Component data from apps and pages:
--- START ---

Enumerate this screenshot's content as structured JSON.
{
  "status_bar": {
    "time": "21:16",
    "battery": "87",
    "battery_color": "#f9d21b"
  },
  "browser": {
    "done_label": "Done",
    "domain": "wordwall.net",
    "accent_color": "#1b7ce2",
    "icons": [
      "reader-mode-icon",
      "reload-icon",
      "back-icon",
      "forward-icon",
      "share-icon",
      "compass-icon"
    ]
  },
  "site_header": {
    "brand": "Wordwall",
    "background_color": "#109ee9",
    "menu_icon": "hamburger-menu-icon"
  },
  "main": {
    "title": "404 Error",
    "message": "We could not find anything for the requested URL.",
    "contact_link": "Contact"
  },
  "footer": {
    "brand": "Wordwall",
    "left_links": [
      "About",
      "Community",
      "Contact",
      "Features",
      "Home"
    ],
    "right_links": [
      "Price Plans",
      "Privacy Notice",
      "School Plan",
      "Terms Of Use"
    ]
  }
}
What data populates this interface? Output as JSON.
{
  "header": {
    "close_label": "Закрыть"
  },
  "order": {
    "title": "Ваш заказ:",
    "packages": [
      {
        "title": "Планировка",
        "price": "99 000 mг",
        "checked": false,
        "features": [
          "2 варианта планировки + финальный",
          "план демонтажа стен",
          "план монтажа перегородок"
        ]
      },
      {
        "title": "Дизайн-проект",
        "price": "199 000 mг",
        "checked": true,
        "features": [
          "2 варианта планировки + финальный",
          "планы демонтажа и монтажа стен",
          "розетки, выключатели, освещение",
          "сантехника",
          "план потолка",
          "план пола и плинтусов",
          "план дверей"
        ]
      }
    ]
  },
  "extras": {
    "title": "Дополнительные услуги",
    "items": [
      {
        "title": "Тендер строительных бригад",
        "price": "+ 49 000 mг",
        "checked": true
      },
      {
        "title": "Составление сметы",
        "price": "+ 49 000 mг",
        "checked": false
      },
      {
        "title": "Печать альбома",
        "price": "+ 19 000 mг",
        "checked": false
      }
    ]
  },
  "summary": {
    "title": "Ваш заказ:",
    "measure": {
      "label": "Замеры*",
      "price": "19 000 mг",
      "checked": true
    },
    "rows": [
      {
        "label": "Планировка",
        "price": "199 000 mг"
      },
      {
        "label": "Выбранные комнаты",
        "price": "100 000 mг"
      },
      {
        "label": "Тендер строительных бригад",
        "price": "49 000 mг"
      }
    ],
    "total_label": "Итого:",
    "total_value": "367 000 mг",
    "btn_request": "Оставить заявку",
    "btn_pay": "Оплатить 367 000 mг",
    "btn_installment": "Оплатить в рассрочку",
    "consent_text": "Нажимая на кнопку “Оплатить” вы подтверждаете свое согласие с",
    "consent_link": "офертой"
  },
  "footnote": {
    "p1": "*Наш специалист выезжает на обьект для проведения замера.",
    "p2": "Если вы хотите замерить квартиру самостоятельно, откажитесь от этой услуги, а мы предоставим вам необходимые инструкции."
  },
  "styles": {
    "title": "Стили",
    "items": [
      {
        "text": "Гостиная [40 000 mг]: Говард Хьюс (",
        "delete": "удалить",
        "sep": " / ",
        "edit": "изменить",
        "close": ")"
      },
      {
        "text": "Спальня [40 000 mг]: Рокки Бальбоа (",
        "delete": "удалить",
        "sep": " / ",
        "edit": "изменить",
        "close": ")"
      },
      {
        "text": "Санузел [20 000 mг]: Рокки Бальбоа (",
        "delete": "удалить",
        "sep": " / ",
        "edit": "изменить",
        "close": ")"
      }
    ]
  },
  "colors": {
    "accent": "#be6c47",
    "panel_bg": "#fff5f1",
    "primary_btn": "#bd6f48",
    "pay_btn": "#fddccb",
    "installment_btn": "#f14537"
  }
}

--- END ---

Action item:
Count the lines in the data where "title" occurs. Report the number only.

Answer to the problem:
10